If you’re looking for a fall-blooming flower and don’t mind if it takes over your space a bit, perennial Ageratum is a good choice.

IMG_9298

It wants to spread and does so via rhizomes, so it’s perfect for filling in a large area quickly. Nondescript throughout the summer, it comes into its own in late September or early October, and will bloom straight through the first frost. The color is quite vibrant, contrasting nicely with russets and oranges of autumn. Right now mine is blooming next to bright pink asters, and I can almost pretend I’m warm.

Now Playing

Dianthus Everlast is among the plants putting on a second show in our garden.

IMG_5582

The flowers bring some unexpected white to the mix of fall-blooming plants, a kind of punctuation mark to the palette of autumn that surrounds them.

This particular Dianthus is a perennial. It bloomed back in June, and when it was done I gave it a good haircut. When these blooms are spent I’ll let them stand. It makes for a less tidy fall garden, but I like to let plants complete their natural cycles at this time of year as they get ready to head into the cold weather.

Extended Forecast

I’m working on extending the flowering season in my garden. I figure the longer I can make it look like summer, the┬álonger I can pretend winter is not coming.
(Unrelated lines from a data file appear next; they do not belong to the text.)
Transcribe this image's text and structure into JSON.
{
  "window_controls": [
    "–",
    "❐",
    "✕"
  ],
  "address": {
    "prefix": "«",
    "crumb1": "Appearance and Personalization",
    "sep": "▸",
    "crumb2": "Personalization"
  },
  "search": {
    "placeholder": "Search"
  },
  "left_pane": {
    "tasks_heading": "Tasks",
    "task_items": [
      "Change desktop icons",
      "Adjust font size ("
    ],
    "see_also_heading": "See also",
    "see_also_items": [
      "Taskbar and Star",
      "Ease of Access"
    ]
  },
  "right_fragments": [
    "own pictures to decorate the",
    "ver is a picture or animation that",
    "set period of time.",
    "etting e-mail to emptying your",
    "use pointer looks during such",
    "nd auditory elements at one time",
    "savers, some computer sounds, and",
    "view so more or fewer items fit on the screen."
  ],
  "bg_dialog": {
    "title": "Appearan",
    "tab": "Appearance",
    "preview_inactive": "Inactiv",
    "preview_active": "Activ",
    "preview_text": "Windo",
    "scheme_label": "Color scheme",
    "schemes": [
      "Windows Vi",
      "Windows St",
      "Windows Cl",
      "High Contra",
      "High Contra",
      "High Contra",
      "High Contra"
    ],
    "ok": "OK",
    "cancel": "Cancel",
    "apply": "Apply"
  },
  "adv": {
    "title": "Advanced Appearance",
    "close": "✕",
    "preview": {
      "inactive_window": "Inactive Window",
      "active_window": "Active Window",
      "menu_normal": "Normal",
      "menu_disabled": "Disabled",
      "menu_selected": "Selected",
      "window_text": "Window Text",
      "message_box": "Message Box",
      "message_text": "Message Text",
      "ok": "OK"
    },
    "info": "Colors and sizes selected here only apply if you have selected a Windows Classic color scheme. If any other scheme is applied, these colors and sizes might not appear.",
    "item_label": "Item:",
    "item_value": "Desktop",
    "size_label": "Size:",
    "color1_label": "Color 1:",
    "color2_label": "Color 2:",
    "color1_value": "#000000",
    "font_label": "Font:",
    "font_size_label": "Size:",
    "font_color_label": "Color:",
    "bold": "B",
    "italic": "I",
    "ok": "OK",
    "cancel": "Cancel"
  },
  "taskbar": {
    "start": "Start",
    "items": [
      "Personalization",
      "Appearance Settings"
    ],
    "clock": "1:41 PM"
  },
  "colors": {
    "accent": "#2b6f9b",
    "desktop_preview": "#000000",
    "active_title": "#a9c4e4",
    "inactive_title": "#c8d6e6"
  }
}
IMG_8806

The sunflowers growing just outside the entrance to our house are doing a good job of keeping things cheerful as the nights begin to cool. In addition, cosmos are still blooming, autumn sedum are waking up, lavender is putting on a second showing, tall phlox are hanging in there, and a random balloon flower or black-eyed susan is making an appearance. Yes, I just replenished my wool sock supply and cold weather is on its way, but let’s just ignore that and enjoy the view.

Bee, Prepared

The oregano is beginning to flower, keeping the bees busy as they stock up on food to get through winter, just as I do.

IMG_8664f

Oregano is intent on taking over the world. No matter how often I cut it back, it inches ever outward, claiming any bit of dirt it can reach. We grow Greek oregano and spicy oregano, which I dry and mix together. They’re only slightly different in flavor, but combining them adds a bit of depth. With temperatures in the nineties today it’s hard to imagine wanting a hot lasagna sprinkled with dried herbs, but I know that day is coming sooner than I – or the bees, I imagine – would like. Hopefully we’ll all eat well when the snow flies.